Doom co-creator and all-around genius John Carmack left the company he helped found last year. Now the people he used to work for say he took their technology with him.
Last year, Carmack left id Software for the virtual reality company Oculus Rift, which was purchased by Facebook earlier this year for $US2 billion. Zenimax, the parent company of id, is now threatening legal action, claiming that Carmack took proprietary technology he developed at id and used it to help "develop and market" the Oculus Rift goggles, which allow you to look around and virtually inhabit a video game world.
There have been no lawsuits filed yet, but both parties have swapped formal letters about the issue. The Wall Street Journal saw documents exchanged between lawyers from Zenimax and Oculus, and the claims are harsh.
"It was only through the concerted efforts of Mr Carmack, using technology developed over many years at, and owned by, ZeniMax, that Mr Luckey was able to transform his garage-based pipe dream into a working reality," Zenimax lawyers wrote to Oculus and Facebook, according to the Journal.
"It's unfortunate, but when there's this type of transaction, people come out of the woodwork with ridiculous and absurd claims," Oculus said in a statement to media. "We intend to vigorously defend Oculus and its investors to the fullest extent."

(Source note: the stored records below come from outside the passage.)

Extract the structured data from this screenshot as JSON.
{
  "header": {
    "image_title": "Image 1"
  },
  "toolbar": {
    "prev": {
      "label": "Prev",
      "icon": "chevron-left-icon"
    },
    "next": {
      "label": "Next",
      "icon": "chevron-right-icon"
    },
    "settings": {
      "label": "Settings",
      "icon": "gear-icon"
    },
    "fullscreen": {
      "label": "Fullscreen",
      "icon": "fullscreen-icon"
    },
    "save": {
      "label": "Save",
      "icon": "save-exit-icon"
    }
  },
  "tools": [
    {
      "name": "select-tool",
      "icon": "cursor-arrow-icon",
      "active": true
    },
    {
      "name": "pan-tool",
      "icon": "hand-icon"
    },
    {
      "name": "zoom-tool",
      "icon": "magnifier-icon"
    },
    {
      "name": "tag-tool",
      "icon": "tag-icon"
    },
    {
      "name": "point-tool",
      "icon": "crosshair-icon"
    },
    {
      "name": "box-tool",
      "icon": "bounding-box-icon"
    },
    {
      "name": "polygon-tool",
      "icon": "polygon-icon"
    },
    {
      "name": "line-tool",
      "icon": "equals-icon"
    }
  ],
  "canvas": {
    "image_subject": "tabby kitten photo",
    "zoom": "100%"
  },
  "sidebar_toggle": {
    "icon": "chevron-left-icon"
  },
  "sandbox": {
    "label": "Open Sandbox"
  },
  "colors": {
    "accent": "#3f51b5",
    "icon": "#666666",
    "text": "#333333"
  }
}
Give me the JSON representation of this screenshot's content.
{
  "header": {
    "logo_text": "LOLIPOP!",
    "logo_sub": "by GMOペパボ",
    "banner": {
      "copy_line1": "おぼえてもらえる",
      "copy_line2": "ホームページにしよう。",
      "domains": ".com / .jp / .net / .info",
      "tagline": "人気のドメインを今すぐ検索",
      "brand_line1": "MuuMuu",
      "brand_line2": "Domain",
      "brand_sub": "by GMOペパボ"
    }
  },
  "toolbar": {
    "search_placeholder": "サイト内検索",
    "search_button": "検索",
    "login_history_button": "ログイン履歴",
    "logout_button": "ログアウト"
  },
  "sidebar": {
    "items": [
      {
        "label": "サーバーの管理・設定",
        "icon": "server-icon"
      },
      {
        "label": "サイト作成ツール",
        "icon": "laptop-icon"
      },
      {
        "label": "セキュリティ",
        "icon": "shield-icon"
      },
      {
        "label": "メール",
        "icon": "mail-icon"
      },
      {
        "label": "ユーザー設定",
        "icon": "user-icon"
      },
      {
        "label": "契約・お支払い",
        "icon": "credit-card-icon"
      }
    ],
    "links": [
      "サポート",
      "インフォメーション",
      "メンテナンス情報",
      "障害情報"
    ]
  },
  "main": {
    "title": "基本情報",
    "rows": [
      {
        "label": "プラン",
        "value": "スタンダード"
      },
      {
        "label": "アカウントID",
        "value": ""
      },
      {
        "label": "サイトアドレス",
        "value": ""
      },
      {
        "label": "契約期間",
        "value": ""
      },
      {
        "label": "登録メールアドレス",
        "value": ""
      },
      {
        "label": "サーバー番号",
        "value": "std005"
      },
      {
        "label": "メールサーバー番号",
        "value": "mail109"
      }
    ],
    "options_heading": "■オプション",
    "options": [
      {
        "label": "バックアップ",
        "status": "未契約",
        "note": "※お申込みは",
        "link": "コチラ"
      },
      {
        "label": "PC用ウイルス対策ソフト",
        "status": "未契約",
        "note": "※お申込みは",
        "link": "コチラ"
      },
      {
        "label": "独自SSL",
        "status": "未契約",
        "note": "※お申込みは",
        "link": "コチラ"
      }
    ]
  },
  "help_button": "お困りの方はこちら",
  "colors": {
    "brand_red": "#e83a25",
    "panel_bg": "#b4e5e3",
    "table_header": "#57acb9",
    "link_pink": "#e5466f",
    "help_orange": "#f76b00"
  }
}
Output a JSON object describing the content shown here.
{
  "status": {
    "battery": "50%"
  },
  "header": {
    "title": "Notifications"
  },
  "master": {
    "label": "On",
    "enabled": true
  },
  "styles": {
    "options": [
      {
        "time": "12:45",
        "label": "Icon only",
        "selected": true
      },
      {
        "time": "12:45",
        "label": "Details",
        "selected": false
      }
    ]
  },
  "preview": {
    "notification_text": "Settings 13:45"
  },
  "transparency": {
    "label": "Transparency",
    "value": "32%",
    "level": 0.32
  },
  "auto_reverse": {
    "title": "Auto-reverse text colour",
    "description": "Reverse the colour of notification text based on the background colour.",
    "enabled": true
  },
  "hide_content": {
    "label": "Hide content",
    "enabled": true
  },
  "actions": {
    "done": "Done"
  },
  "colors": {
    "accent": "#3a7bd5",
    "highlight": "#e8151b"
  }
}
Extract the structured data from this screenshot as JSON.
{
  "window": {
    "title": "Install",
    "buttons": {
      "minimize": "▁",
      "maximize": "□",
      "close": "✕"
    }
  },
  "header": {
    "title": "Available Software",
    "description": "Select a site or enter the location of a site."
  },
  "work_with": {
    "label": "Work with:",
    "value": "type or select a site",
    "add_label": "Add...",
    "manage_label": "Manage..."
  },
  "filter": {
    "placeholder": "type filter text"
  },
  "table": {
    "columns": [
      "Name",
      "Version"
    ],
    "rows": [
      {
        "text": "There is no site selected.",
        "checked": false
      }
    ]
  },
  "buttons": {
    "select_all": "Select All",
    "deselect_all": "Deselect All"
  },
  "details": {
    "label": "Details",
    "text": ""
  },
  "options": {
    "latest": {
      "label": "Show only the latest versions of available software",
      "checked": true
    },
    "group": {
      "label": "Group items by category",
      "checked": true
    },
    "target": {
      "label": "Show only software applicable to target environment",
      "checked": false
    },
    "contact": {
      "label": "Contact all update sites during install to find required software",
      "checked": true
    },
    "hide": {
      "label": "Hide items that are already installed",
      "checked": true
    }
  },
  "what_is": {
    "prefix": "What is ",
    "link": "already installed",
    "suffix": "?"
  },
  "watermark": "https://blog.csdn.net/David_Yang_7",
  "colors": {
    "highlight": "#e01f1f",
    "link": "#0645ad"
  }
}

And here's the full statement Zenimax sent out to media including Engadget:
ZeniMax confirms it recently sent formal notice of its legal rights to Oculus concerning its ownership of key technology used by Oculus to develop and market the Oculus Rift. ZeniMax's technology may not be licensed, transferred or sold without ZeniMax Media's approval. ZeniMax's intellectual property rights arise by reason of extensive VR research and development works done over a number of years by John Carmack while a ZeniMax employee, and others. ZeniMax provided necessary VR technology and other valuable assistance to Palmer Luckey and other Oculus employees in 2012 and 2013 to make the Oculus Rift a viable VR product, superior to other VR market offerings.
The proprietary technology and know-how Mr. Carmack developed when he was a ZeniMax employee, and used by Oculus, are owned by ZeniMax. Well before the Facebook transaction was announced, Mr. Luckey acknowledged in writing ZeniMax's legal ownership of this intellectual property. It was further agreed that Mr. Luckey would not disclose this technology to third persons without approval. Oculus has used and exploited ZeniMax's technology and intellectual property without authorization, compensation or credit to ZeniMax. ZeniMax and Oculus previously attempted to reach an agreement whereby ZeniMax would be compensated for its intellectual property through equity ownership in Oculus but were unable to reach a satisfactory resolution. ZeniMax believes it is necessary to address these matters now and will take the necessary action to protect its interests."
Carmack also chimed in this afternoon:
No work I have ever done has been patented. Zenimax owns the code that I wrote, but they don't own VR.
— John Carmack (@ID_AA_Carmack) May 1, 2014
Seems like this battle is just getting started. We'll keep you updated as we hear more.